A White Elephant: Symbolism In
Certain moments in life carry a great significance, and with them the idea that time itself may stop, creating a clear view of the minuscule and hidden details of our own realities. Ernest Hemingway, a masterful writer of the twentieth century, shows us in his short story Hills Like White Elephants a glimpse into the apparently simple and yet complex threads of the human psyche. This story, a dialogue of a couple discussing a pressing situation at hand (an abortion), is a clear illustration of how sometimes the words that are not spoken may have a heavier meaning than those that are. Through powerful and concise dialogue, Hemingway shows us the ways that fine symbols and details reveal the greatest fear and thought of his characters. The particular details of the characters are left to the emotional response of the reader, allowing the characters to speak for themselves, without an omniscient narrator’s subjective interpretation. Though apparently simple and irrelevant, these elements of Hemingway’s writing take on a greater journey that an otherwise simple dialogue could not.

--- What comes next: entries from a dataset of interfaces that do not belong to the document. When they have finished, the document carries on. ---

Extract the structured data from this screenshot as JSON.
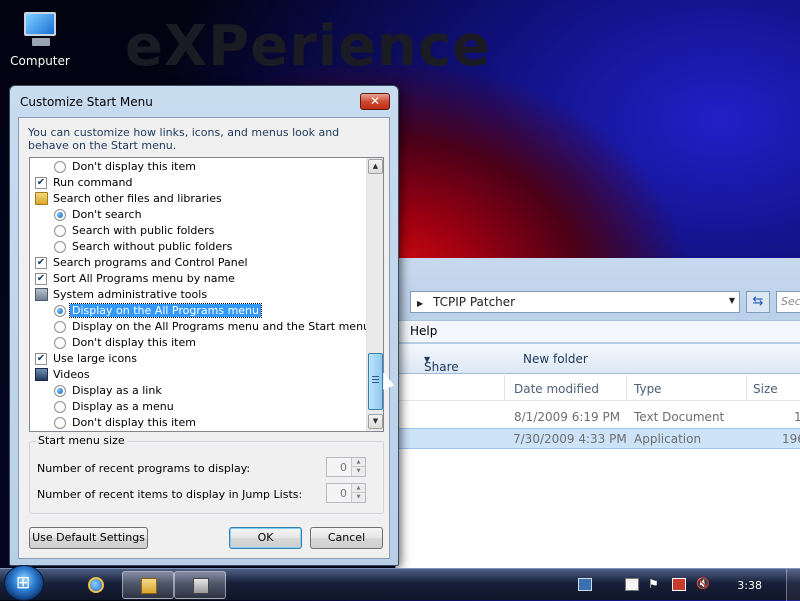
{
  "desktop": {
    "wallpaper_text": "eXPerience",
    "icons": [
      {
        "label": "Computer",
        "icon": "computer-icon"
      }
    ]
  },
  "explorer": {
    "address": "TCPIP Patcher",
    "search_placeholder": "Sec",
    "menu": [
      "Help"
    ],
    "toolbar": {
      "share_with": "Share with",
      "new_folder": "New folder"
    },
    "columns": [
      "Date modified",
      "Type",
      "Size"
    ],
    "files": [
      {
        "date": "8/1/2009 6:19 PM",
        "type": "Text Document",
        "size": "1",
        "selected": false
      },
      {
        "date": "7/30/2009 4:33 PM",
        "type": "Application",
        "size": "196",
        "selected": true
      }
    ]
  },
  "dialog": {
    "title": "Customize Start Menu",
    "close_label": "✕",
    "intro": "You can customize how links, icons, and menus look and behave on the Start menu.",
    "items": [
      {
        "kind": "radio",
        "indent": true,
        "checked": false,
        "label": "Don't display this item"
      },
      {
        "kind": "checkbox",
        "indent": false,
        "checked": true,
        "label": "Run command"
      },
      {
        "kind": "header",
        "icon": "folder",
        "label": "Search other files and libraries"
      },
      {
        "kind": "radio",
        "indent": true,
        "checked": true,
        "label": "Don't search"
      },
      {
        "kind": "radio",
        "indent": true,
        "checked": false,
        "label": "Search with public folders"
      },
      {
        "kind": "radio",
        "indent": true,
        "checked": false,
        "label": "Search without public folders"
      },
      {
        "kind": "checkbox",
        "indent": false,
        "checked": true,
        "label": "Search programs and Control Panel"
      },
      {
        "kind": "checkbox",
        "indent": false,
        "checked": true,
        "label": "Sort All Programs menu by name"
      },
      {
        "kind": "header",
        "icon": "admin",
        "label": "System administrative tools"
      },
      {
        "kind": "radio",
        "indent": true,
        "checked": true,
        "selected": true,
        "label": "Display on the All Programs menu"
      },
      {
        "kind": "radio",
        "indent": true,
        "checked": false,
        "label": "Display on the All Programs menu and the Start menu"
      },
      {
        "kind": "radio",
        "indent": true,
        "checked": false,
        "label": "Don't display this item"
      },
      {
        "kind": "checkbox",
        "indent": false,
        "checked": true,
        "label": "Use large icons"
      },
      {
        "kind": "header",
        "icon": "video",
        "label": "Videos"
      },
      {
        "kind": "radio",
        "indent": true,
        "checked": true,
        "label": "Display as a link"
      },
      {
        "kind": "radio",
        "indent": true,
        "checked": false,
        "label": "Display as a menu"
      },
      {
        "kind": "radio",
        "indent": true,
        "checked": false,
        "label": "Don't display this item"
      }
    ],
    "start_menu_size": {
      "title": "Start menu size",
      "recent_programs_label": "Number of recent programs to display:",
      "recent_programs_value": "0",
      "recent_items_label": "Number of recent items to display in Jump Lists:",
      "recent_items_value": "0"
    },
    "buttons": {
      "default_settings": "Use Default Settings",
      "ok": "OK",
      "cancel": "Cancel"
    }
  },
  "taskbar": {
    "pinned": [
      "internet-explorer-icon",
      "windows-explorer-icon",
      "patcher-app-icon"
    ],
    "tray": [
      "network-icon",
      "document-icon",
      "flag-icon",
      "battery-icon",
      "volume-muted-icon"
    ],
    "clock": "3:38"
  },
  "colors": {
    "selection": "#3399ff",
    "title_bar": "#c8dcf0",
    "close_button": "#cf4b33"
  }
}
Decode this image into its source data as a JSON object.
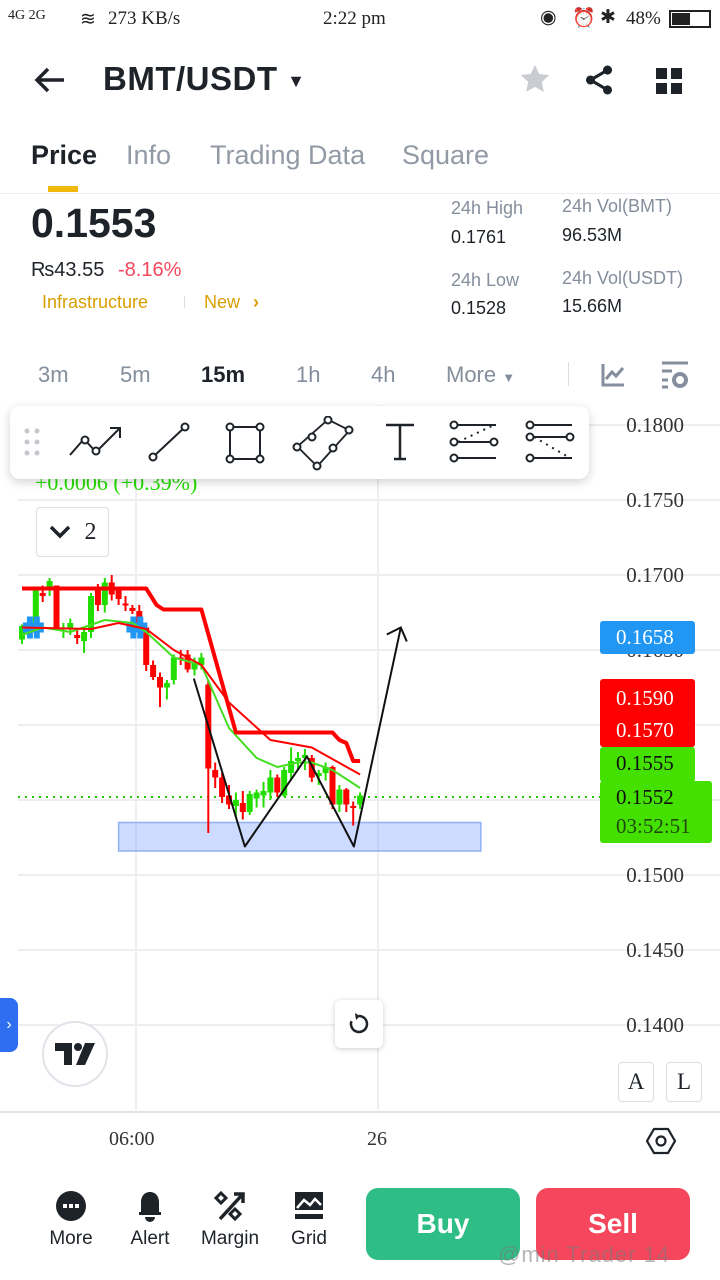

From the beginning of the story, Hemingway clearly denotes the importance of the setting, not only using it as imaginary base, but also as a recurring theme in which the couple rely heavily upon to express inner feelings. The story begins with a concise introduction: “The hills across the valley of the Ebro were long and white”(172). This assures that the image of physical hills, which will later become the metaphorical entity of an elephant, is already placed in the story from the very beginning. A hot day in a vast valley, lost in between Barcelona and Madrid, a station flanked by a rich river on one side and a barren field on the other; this symbolic placement tells of how the mind is neither directed here nor there, rather just suspended in this timeless limbo, awaiting the arrival of something new. Here Hemingway creates a...